INDIAN WELLS, CALIF. — Methotrexate is a safe and effective alternative to surgery for ectopic pregnancy; however, it may temporarily interfere with the success of fertility treatment, Dr. Janet McLaren reported at the annual meeting of the Pacific Coast Reproductive Society.
Significantly fewer oocytes were retrieved in cycles within 180 days of methotrexate-treated ectopic pregnancy, compared with cycles attempted beyond 180 days, in a study of 35 patients.
With patients serving as their own controls, the mean number of oocytes obtained in cycles in the first 6 months following methotrexate treatment of ectopic pregnancy was 7.8, compared to 10 during cycles performed before they received methotrexate.
Beyond 6 months, there was no reduction in the number of oocytes retrieved per cycle.
A slight decrease in endometrial thickness was also noted in the first 180 days following exposure to methotrexate, which targets rapidly dividing cells.
A total of 48 patients underwent fertility treatment following exposure to methotrexate in the chart review performed by Dr. McLaren and associates at Brigham and Women's Hospital and Harvard Medical School, both in Boston, and Stanford (Calif.) University Medical Center.
(Not all women underwent similar infertility procedures before and after methotrexate administration, and some lacked comparable pre- and postmethotrexate data, so not all subjects were included in the oocyte and endometrial thickness comparisons.)
Among the entire cohort of 48 patients, 18 (37.5%) achieved an intrauterine pregnancy within a year, and 5 more women became pregnant with assisted reproductive technologies more than a year following methotrexate exposure, for a total overall pregnancy rate of 48%. Four of 48 women (8.3%) experienced a recurrent ectopic pregnancy. The mean time to conceive after methotrexate administration was 246 days.
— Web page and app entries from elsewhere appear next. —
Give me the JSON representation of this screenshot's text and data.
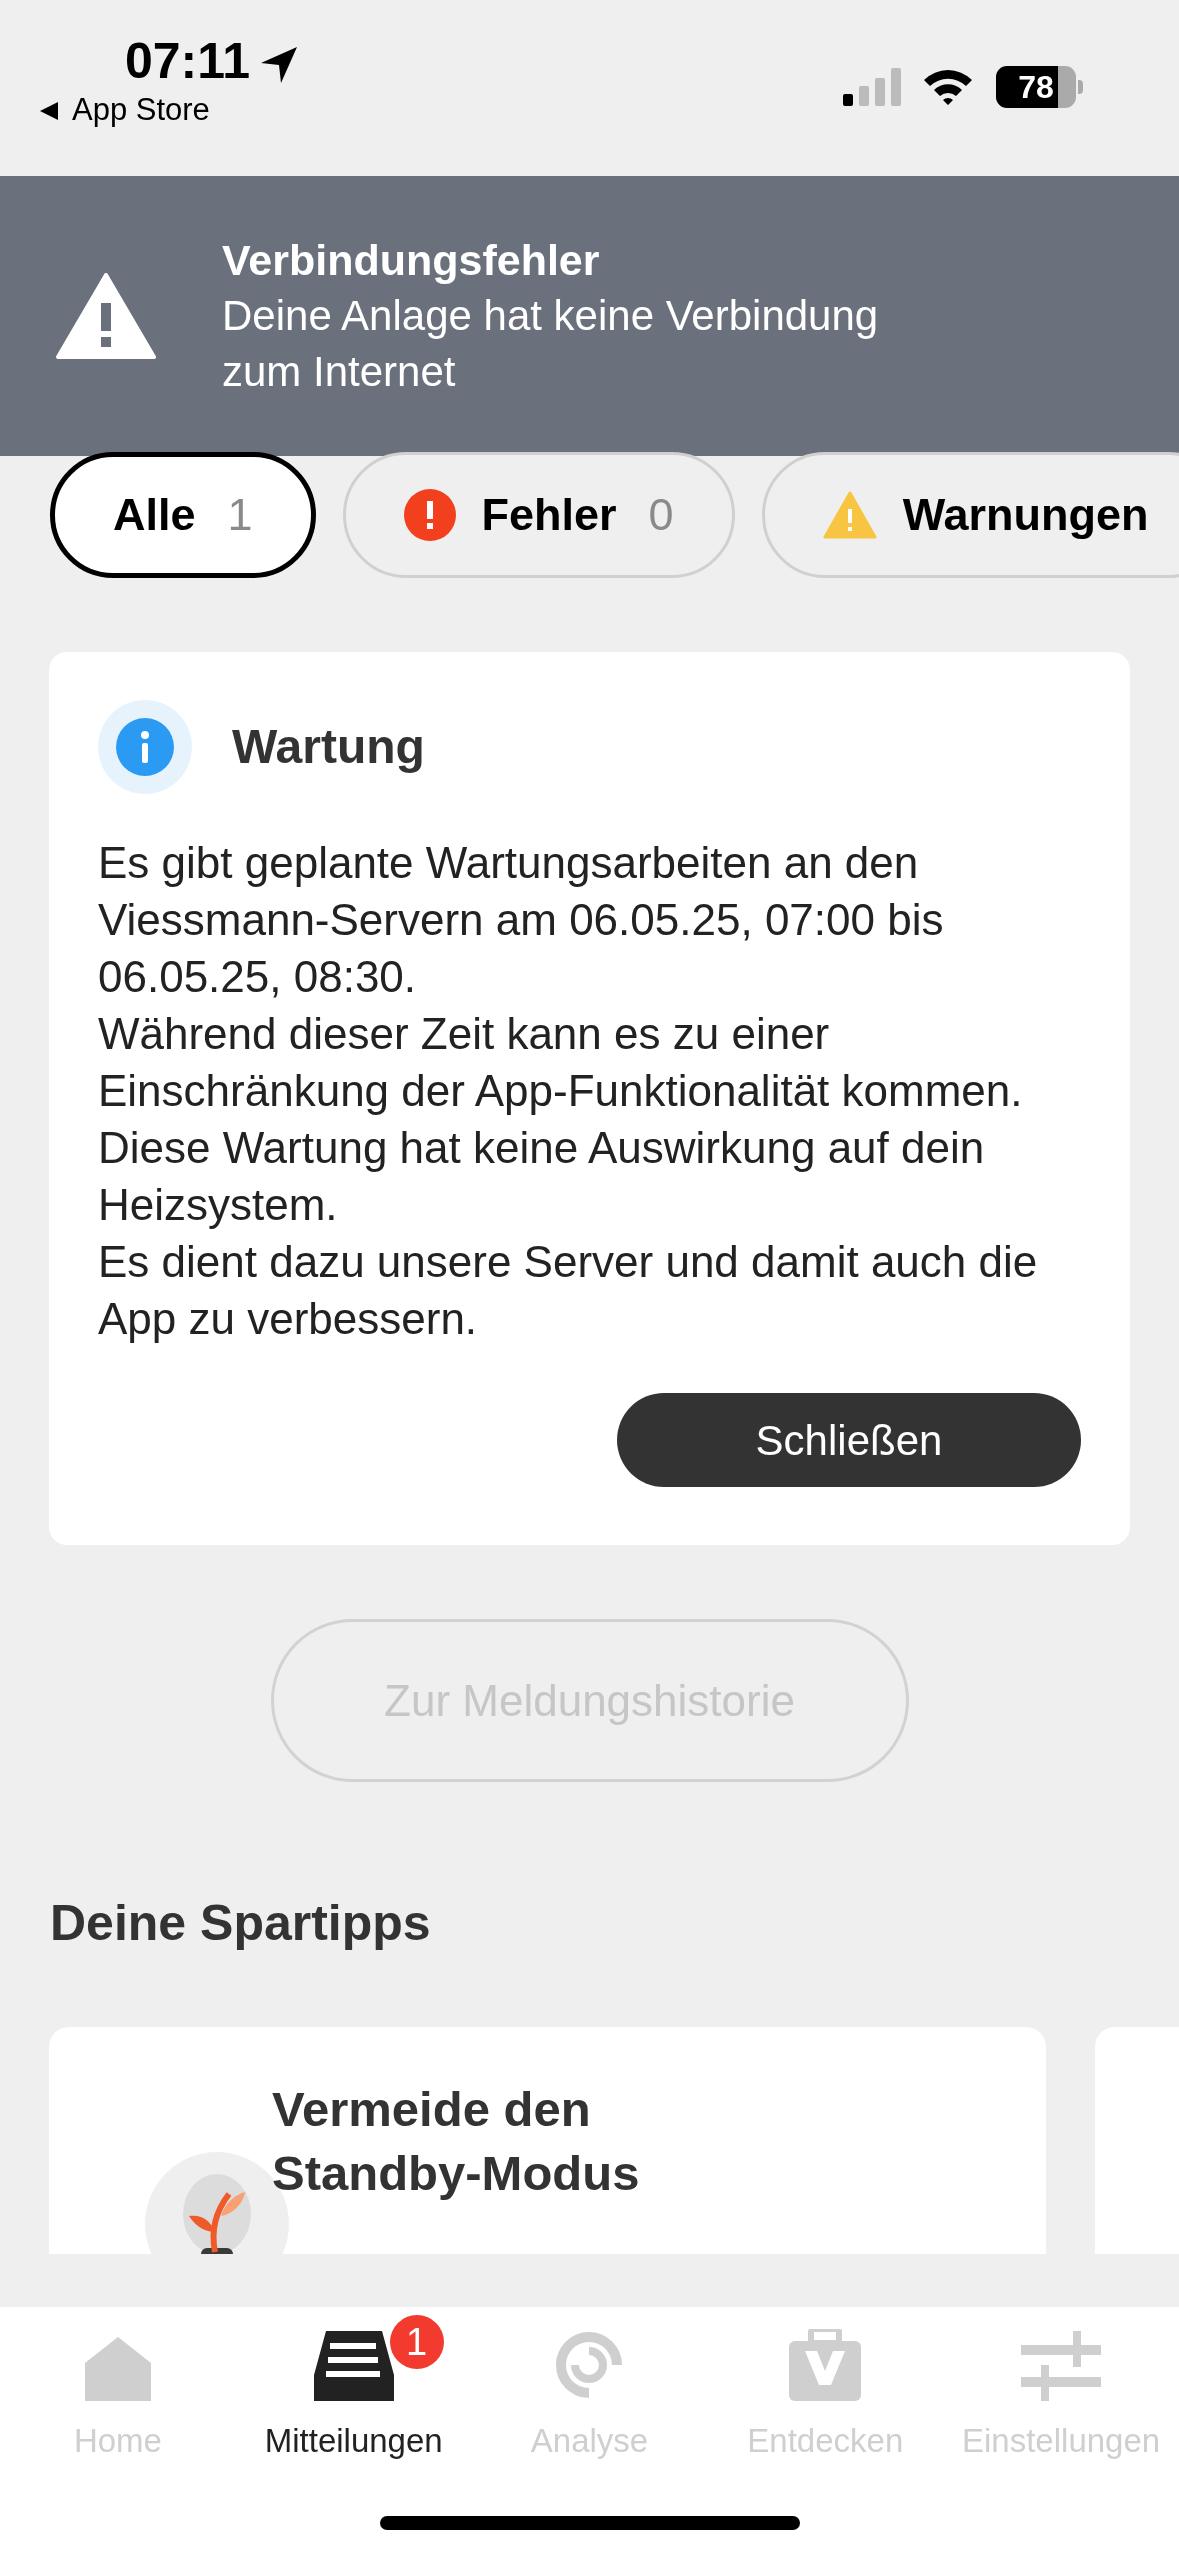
{
  "status_bar": {
    "time": "07:11",
    "back_label": "App Store",
    "battery": "78"
  },
  "banner": {
    "title": "Verbindungsfehler",
    "message": "Deine Anlage hat keine Verbindung zum Internet"
  },
  "filters": [
    {
      "kind": "all",
      "label": "Alle",
      "count": "1",
      "selected": true
    },
    {
      "kind": "error",
      "label": "Fehler",
      "count": "0",
      "selected": false
    },
    {
      "kind": "warning",
      "label": "Warnungen",
      "selected": false
    }
  ],
  "message_card": {
    "title": "Wartung",
    "paragraphs": [
      "Es gibt geplante Wartungsarbeiten an den Viessmann-Servern am 06.05.25, 07:00 bis 06.05.25, 08:30.",
      "Während dieser Zeit kann es zu einer Einschränkung der App-Funktionalität kommen.",
      "Diese Wartung hat keine Auswirkung auf dein Heizsystem.",
      "Es dient dazu unsere Server und damit auch die App zu verbessern."
    ],
    "button": "Schließen"
  },
  "history_button": {
    "label": "Zur Meldungshistorie",
    "disabled": true
  },
  "tips": {
    "title": "Deine Spartipps",
    "cards": [
      {
        "title": "Vermeide den Standby-Modus"
      }
    ]
  },
  "tab_bar": [
    {
      "kind": "home",
      "label": "Home",
      "selected": false
    },
    {
      "kind": "messages",
      "label": "Mitteilungen",
      "selected": true,
      "badge": "1"
    },
    {
      "kind": "analysis",
      "label": "Analyse",
      "selected": false
    },
    {
      "kind": "discover",
      "label": "Entdecken",
      "selected": false
    },
    {
      "kind": "settings",
      "label": "Einstellungen",
      "selected": false
    }
  ]
}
Dr. McLaren concluded that her small study suggests there is a “time-limited effect on oocyte yield.”
“If this is confirmed in larger series, it may be advisable to defer fertility treatment for 6 months after methotrexate administration,” Dr. McLaren commented.
Of course, delaying reinitiation of fertility treatment would be less appealing to women who have an ectopic pregnancy at 39 than to women who have one at age 32, she noted.
Asked by an audience member whether fertility patients should undergo surgical treatment of ectopic pregnancy to avoid methotrexate exposure, Dr. McLaren replied, “The decision to do surgery versus methotrexate is so individual for each patient: what her operative risk is, and how anxious they are to get it over with. I have to say it's a case-by-case basis.”
She noted that only five fertility patients underwent surgery rather than medical treatment of ectopic pregnancy in the Brigham and Women's Hospital program over a 6-year period.